● Activity
Nothing belongs in the answer except the lines of the material that include "JSON".

● Input records
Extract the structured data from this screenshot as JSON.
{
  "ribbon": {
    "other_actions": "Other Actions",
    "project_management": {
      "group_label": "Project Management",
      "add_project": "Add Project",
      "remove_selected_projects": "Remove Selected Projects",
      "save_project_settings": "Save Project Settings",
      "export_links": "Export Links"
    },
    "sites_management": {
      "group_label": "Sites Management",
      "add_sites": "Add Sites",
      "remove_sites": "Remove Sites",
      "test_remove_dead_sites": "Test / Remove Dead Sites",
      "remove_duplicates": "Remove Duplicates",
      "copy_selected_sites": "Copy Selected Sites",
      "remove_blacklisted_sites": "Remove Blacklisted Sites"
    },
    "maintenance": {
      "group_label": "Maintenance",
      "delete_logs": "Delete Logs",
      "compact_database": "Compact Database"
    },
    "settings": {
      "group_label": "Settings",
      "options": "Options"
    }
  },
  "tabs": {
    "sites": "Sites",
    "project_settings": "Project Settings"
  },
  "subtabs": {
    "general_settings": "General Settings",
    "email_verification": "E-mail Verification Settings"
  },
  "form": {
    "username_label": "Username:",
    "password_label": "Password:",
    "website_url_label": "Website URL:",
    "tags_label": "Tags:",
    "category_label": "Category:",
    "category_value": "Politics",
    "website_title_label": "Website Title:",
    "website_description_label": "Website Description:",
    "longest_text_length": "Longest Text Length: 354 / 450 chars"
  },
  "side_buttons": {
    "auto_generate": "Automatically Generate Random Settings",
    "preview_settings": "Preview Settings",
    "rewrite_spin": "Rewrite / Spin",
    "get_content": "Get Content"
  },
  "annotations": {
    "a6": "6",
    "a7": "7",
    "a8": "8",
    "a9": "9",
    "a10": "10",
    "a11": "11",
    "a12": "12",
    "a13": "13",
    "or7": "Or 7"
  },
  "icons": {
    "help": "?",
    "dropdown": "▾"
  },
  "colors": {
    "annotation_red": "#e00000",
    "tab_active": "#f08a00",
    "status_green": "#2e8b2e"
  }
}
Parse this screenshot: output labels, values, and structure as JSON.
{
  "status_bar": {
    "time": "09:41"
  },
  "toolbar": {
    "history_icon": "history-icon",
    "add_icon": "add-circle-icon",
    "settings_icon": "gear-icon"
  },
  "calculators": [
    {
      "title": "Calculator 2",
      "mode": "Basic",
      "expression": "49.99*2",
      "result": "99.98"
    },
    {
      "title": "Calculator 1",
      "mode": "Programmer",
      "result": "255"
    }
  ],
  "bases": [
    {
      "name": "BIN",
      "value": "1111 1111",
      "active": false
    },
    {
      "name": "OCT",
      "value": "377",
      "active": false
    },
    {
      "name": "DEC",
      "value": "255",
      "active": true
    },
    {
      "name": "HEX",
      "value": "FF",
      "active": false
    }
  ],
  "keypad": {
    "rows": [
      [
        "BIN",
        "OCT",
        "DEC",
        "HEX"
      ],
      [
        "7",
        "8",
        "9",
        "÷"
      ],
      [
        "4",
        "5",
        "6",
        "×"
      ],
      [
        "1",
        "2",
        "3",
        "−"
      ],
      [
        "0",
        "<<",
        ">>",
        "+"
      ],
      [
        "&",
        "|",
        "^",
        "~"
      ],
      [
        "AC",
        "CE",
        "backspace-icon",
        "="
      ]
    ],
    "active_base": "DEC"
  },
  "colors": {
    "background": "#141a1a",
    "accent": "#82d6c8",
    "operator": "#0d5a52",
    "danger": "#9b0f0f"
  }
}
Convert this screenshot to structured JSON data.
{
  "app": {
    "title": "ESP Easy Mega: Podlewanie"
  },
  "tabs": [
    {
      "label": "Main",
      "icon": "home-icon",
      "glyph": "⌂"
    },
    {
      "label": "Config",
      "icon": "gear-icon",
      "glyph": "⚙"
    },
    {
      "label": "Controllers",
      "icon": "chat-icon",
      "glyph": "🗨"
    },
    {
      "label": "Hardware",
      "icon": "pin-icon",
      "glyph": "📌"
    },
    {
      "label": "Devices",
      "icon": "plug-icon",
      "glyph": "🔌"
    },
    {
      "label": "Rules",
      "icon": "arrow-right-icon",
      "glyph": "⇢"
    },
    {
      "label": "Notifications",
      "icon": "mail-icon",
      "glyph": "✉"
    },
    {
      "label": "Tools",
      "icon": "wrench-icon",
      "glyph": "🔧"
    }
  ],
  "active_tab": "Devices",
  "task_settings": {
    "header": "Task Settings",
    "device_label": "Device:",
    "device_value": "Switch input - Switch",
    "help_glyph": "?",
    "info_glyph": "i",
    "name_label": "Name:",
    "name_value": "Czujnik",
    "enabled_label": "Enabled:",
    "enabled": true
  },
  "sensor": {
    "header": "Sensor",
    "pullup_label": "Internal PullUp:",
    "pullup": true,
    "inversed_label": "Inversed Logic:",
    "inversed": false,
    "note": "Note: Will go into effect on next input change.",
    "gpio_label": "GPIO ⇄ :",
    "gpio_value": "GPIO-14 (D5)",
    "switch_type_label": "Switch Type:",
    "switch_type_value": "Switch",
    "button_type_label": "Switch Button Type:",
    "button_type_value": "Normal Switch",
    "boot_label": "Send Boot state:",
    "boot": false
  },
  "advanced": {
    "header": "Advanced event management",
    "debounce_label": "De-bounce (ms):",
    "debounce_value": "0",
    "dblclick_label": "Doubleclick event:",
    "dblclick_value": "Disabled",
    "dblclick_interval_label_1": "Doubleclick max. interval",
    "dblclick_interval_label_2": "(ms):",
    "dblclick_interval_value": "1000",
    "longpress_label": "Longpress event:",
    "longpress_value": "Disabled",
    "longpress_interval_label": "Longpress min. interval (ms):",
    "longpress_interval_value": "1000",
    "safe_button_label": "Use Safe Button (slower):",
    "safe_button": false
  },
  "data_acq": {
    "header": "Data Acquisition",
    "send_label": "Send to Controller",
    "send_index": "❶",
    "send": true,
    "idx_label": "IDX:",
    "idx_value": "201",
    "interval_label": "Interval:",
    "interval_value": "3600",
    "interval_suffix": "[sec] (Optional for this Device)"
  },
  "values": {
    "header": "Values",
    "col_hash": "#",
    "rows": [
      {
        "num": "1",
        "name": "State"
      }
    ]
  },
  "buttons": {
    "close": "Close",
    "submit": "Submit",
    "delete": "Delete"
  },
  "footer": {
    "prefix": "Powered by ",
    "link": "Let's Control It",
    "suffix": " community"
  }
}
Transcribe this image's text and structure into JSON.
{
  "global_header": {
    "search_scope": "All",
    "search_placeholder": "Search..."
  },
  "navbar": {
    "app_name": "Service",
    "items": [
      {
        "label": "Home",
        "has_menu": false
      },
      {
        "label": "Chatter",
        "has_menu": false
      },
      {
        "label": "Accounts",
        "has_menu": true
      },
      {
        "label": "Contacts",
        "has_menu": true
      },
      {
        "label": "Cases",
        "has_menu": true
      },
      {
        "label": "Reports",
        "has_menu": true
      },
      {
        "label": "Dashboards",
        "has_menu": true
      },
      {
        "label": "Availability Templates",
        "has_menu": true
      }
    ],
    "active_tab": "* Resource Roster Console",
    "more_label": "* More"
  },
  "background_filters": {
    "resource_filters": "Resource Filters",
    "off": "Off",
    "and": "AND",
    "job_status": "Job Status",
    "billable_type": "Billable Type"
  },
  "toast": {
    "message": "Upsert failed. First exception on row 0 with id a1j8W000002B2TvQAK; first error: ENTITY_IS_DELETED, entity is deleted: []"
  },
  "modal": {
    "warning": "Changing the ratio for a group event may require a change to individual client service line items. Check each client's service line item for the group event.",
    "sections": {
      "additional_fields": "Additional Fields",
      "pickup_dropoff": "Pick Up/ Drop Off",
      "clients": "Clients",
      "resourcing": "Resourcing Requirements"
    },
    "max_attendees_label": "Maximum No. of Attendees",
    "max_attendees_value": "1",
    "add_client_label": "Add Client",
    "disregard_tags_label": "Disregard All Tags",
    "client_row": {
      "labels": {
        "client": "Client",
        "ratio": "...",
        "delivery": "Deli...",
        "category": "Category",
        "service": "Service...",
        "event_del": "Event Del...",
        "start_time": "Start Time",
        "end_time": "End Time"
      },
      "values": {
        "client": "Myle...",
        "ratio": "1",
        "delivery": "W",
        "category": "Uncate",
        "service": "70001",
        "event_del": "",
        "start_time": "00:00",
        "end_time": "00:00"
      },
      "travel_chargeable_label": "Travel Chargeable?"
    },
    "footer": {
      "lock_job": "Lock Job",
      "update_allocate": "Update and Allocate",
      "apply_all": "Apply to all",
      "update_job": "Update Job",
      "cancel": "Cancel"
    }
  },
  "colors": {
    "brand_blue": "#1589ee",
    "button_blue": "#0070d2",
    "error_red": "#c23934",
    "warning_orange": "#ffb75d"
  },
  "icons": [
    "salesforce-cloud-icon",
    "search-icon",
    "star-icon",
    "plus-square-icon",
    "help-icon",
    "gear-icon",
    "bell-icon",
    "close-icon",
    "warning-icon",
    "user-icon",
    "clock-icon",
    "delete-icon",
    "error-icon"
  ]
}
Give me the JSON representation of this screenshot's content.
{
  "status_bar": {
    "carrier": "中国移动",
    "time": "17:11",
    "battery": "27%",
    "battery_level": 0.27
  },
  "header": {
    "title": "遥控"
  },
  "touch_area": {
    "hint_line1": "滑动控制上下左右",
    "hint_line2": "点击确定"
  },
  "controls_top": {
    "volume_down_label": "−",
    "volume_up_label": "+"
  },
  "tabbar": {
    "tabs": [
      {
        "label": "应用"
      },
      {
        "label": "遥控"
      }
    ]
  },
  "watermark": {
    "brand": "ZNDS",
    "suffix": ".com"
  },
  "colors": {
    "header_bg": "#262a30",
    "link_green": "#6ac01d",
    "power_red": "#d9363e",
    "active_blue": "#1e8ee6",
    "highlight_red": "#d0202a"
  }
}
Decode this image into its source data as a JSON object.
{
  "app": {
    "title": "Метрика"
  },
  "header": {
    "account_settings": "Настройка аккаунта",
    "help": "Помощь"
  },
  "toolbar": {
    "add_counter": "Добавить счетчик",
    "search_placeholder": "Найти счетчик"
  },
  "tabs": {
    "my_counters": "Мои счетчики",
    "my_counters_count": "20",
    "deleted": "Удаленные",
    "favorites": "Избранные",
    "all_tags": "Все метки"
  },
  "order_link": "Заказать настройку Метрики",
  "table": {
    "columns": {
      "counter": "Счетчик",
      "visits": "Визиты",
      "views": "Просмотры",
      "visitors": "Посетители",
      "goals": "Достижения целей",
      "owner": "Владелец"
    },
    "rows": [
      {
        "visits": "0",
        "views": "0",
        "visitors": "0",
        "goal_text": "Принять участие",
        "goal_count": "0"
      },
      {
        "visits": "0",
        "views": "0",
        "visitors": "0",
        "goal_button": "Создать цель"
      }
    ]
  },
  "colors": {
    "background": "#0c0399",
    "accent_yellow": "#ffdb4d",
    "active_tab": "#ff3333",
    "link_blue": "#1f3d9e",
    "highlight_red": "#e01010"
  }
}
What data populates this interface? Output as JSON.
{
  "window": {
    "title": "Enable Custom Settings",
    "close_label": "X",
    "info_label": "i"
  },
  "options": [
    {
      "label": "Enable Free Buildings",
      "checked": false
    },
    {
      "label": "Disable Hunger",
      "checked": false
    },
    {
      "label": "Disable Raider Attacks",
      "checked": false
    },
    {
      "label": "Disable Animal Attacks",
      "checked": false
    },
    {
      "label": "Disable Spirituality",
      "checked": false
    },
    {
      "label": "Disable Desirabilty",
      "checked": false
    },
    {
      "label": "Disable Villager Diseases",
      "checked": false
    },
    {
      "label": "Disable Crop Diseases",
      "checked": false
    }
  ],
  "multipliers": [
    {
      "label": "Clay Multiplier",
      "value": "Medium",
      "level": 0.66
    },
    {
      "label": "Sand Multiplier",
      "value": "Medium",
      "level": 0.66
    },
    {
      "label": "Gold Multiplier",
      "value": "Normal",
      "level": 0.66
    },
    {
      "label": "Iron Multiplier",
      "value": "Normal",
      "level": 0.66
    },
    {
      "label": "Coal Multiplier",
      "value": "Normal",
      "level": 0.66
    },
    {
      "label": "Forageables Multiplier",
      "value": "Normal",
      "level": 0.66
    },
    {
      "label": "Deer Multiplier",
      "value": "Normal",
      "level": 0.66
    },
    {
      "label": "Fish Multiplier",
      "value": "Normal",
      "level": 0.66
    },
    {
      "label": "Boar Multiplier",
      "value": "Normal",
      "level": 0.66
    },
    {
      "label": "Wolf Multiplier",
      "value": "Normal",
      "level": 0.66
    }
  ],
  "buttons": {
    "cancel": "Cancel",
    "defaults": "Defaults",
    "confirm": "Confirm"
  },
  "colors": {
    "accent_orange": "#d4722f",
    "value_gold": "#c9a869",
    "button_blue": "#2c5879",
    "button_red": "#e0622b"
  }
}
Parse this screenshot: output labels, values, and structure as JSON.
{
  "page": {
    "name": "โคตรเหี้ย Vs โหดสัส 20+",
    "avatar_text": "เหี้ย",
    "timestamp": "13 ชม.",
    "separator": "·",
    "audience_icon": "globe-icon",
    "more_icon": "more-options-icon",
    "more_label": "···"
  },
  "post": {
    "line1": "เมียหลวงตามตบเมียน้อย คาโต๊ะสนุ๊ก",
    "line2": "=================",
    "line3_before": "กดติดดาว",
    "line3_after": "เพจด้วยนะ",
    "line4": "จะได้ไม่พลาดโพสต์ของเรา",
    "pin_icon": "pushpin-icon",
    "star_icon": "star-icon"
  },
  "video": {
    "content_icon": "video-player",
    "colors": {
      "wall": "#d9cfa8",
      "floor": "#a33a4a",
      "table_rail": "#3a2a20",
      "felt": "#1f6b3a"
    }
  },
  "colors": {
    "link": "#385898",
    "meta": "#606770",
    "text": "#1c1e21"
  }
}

● Completed exercise
Extract the structured data from this screenshot as JSON.
Parse this screenshot: output labels, values, and structure as JSON.
Convert this screenshot to structured JSON data.
Transcribe this image's text and structure into JSON.
Give me the JSON representation of this screenshot's content.
Decode this image into its source data as a JSON object.
What data populates this interface? Output as JSON.
Parse this screenshot: output labels, values, and structure as JSON.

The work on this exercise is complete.